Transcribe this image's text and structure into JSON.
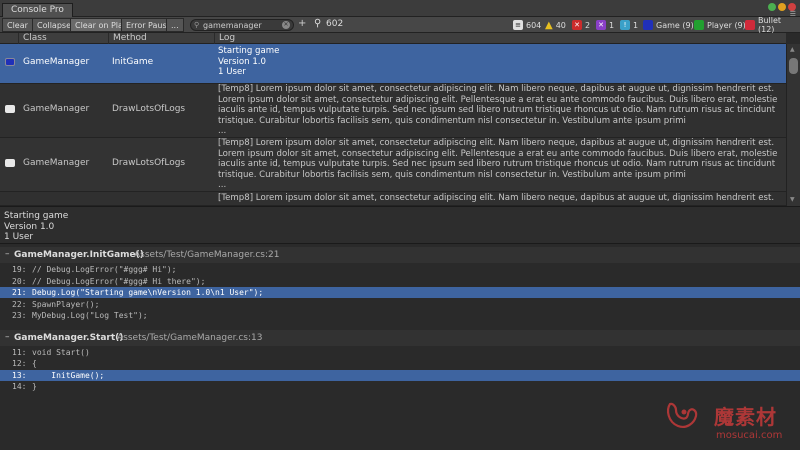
{
  "window": {
    "tab_title": "Console Pro"
  },
  "toolbar": {
    "buttons": [
      {
        "label": "Clear",
        "active": false
      },
      {
        "label": "Collapse",
        "active": false
      },
      {
        "label": "Clear on Play",
        "active": true
      },
      {
        "label": "Error Pause",
        "active": false
      },
      {
        "label": "...",
        "active": false
      }
    ],
    "search": {
      "value": "gamemanager",
      "placeholder": ""
    },
    "add_label": "+",
    "match_count": "602",
    "filters": [
      {
        "icon": "log-icon",
        "count": "604",
        "color": "#e0e0e0",
        "glyph": "≡"
      },
      {
        "icon": "warning-icon",
        "count": "40",
        "color": "#e8c020",
        "glyph": "!"
      },
      {
        "icon": "error-icon",
        "count": "2",
        "color": "#cc2b2b",
        "glyph": "✕"
      },
      {
        "icon": "custom-purple-icon",
        "count": "1",
        "color": "#8a3fc8",
        "glyph": "✕"
      },
      {
        "icon": "custom-cyan-icon",
        "count": "1",
        "color": "#3aa0c8",
        "glyph": "!"
      },
      {
        "icon": "game-icon",
        "count": "Game (9)",
        "color": "#2030b8",
        "glyph": ""
      },
      {
        "icon": "player-icon",
        "count": "Player (9)",
        "color": "#22a030",
        "glyph": ""
      },
      {
        "icon": "bullet-icon",
        "count": "Bullet (12)",
        "color": "#d02a3a",
        "glyph": ""
      }
    ]
  },
  "table": {
    "columns": [
      "Class",
      "Method",
      "Log"
    ],
    "rows": [
      {
        "icon": "game-icon",
        "class": "GameManager",
        "method": "InitGame",
        "log": "Starting game\nVersion 1.0\n1 User"
      },
      {
        "icon": "chat-icon",
        "class": "GameManager",
        "method": "DrawLotsOfLogs",
        "log": "[Temp8] Lorem ipsum dolor sit amet, consectetur adipiscing elit. Nam libero neque, dapibus at augue ut, dignissim hendrerit est.\nLorem ipsum dolor sit amet, consectetur adipiscing elit. Pellentesque a erat eu ante commodo faucibus. Duis libero erat, molestie\niaculis ante id, tempus vulputate turpis. Sed nec ipsum sed libero rutrum tristique rhoncus ut odio. Nam rutrum risus ac tincidunt\ntristique. Curabitur lobortis facilisis sem, quis condimentum nisl consectetur in. Vestibulum ante ipsum primi\n..."
      },
      {
        "icon": "chat-icon",
        "class": "GameManager",
        "method": "DrawLotsOfLogs",
        "log": "[Temp8] Lorem ipsum dolor sit amet, consectetur adipiscing elit. Nam libero neque, dapibus at augue ut, dignissim hendrerit est.\nLorem ipsum dolor sit amet, consectetur adipiscing elit. Pellentesque a erat eu ante commodo faucibus. Duis libero erat, molestie\niaculis ante id, tempus vulputate turpis. Sed nec ipsum sed libero rutrum tristique rhoncus ut odio. Nam rutrum risus ac tincidunt\ntristique. Curabitur lobortis facilisis sem, quis condimentum nisl consectetur in. Vestibulum ante ipsum primi\n..."
      },
      {
        "icon": "",
        "class": "",
        "method": "",
        "log": "[Temp8] Lorem ipsum dolor sit amet, consectetur adipiscing elit. Nam libero neque, dapibus at augue ut, dignissim hendrerit est."
      }
    ]
  },
  "detail": {
    "text": "Starting game\nVersion 1.0\n1 User"
  },
  "stack": [
    {
      "function": "GameManager.InitGame()",
      "path": "Assets/Test/GameManager.cs:21",
      "lines": [
        {
          "num": "19:",
          "code": "// Debug.LogError(\"#ggg# Hi\");",
          "highlight": false
        },
        {
          "num": "20:",
          "code": "// Debug.LogError(\"#ggg# Hi there\");",
          "highlight": false
        },
        {
          "num": "21:",
          "code": "Debug.Log(\"Starting game\\nVersion 1.0\\n1 User\");",
          "highlight": true
        },
        {
          "num": "22:",
          "code": "SpawnPlayer();",
          "highlight": false
        },
        {
          "num": "23:",
          "code": "MyDebug.Log(\"Log Test\");",
          "highlight": false
        }
      ]
    },
    {
      "function": "GameManager.Start()",
      "path": "Assets/Test/GameManager.cs:13",
      "lines": [
        {
          "num": "11:",
          "code": "void Start()",
          "highlight": false
        },
        {
          "num": "12:",
          "code": "{",
          "highlight": false
        },
        {
          "num": "13:",
          "code": "    InitGame();",
          "highlight": true
        },
        {
          "num": "14:",
          "code": "}",
          "highlight": false
        }
      ]
    }
  ],
  "watermark": {
    "brand": "魔素材",
    "url": "mosucai.com"
  }
}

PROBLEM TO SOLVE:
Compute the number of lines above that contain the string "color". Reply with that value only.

RESULT FOR THIS EXERCISE:
8